TASK TO COMPLETE | Your task is to print each record exactly as it reads.
::::::::
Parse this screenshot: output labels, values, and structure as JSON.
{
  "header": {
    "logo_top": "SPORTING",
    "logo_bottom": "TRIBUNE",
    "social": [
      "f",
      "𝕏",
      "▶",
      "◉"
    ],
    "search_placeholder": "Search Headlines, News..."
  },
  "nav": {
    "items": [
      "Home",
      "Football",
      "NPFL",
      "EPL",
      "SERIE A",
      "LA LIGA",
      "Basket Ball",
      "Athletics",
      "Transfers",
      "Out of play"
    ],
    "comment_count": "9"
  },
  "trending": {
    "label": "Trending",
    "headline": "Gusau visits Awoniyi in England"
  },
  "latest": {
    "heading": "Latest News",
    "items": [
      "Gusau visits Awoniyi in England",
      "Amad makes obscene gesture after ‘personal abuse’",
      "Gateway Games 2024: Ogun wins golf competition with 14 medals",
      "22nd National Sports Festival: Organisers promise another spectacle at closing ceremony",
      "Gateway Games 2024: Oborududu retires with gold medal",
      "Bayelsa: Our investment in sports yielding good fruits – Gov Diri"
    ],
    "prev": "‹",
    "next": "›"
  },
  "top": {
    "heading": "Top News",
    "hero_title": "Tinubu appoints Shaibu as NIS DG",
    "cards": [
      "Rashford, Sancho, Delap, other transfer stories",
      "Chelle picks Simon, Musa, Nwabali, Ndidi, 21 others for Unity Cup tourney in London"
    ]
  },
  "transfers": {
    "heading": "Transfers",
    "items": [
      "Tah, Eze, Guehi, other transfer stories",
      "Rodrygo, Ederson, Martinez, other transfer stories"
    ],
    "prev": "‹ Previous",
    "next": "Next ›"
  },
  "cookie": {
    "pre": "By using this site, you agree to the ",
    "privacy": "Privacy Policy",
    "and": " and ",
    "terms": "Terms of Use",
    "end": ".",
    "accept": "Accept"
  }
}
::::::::
ANSWER TO THIS PROBLEM |
Parse this screenshot: output labels, values, and structure as JSON.
{
  "header": {
    "logo_top": "SPORTING",
    "logo_bottom": "TRIBUNE",
    "social": [
      "f",
      "𝕏",
      "▶",
      "◉"
    ],
    "search_placeholder": "Search Headlines, News..."
  },
  "nav": {
    "items": [
      "Home",
      "Football",
      "NPFL",
      "EPL",
      "SERIE A",
      "LA LIGA",
      "Basket Ball",
      "Athletics",
      "Transfers",
      "Out of play"
    ],
    "comment_count": "9"
  },
  "trending": {
    "label": "Trending",
    "headline": "Gusau visits Awoniyi in England"
  },
  "latest": {
    "heading": "Latest News",
    "items": [
      "Gusau visits Awoniyi in England",
      "Amad makes obscene gesture after ‘personal abuse’",
      "Gateway Games 2024: Ogun wins golf competition with 14 medals",
      "22nd National Sports Festival: Organisers promise another spectacle at closing ceremony",
      "Gateway Games 2024: Oborududu retires with gold medal",
      "Bayelsa: Our investment in sports yielding good fruits – Gov Diri"
    ],
    "prev": "‹",
    "next": "›"
  },
  "top": {
    "heading": "Top News",
    "hero_title": "Tinubu appoints Shaibu as NIS DG",
    "cards": [
      "Rashford, Sancho, Delap, other transfer stories",
      "Chelle picks Simon, Musa, Nwabali, Ndidi, 21 others for Unity Cup tourney in London"
    ]
  },
  "transfers": {
    "heading": "Transfers",
    "items": [
      "Tah, Eze, Guehi, other transfer stories",
      "Rodrygo, Ederson, Martinez, other transfer stories"
    ],
    "prev": "‹ Previous",
    "next": "Next ›"
  },
  "cookie": {
    "pre": "By using this site, you agree to the ",
    "privacy": "Privacy Policy",
    "and": " and ",
    "terms": "Terms of Use",
    "end": ".",
    "accept": "Accept"
  }
}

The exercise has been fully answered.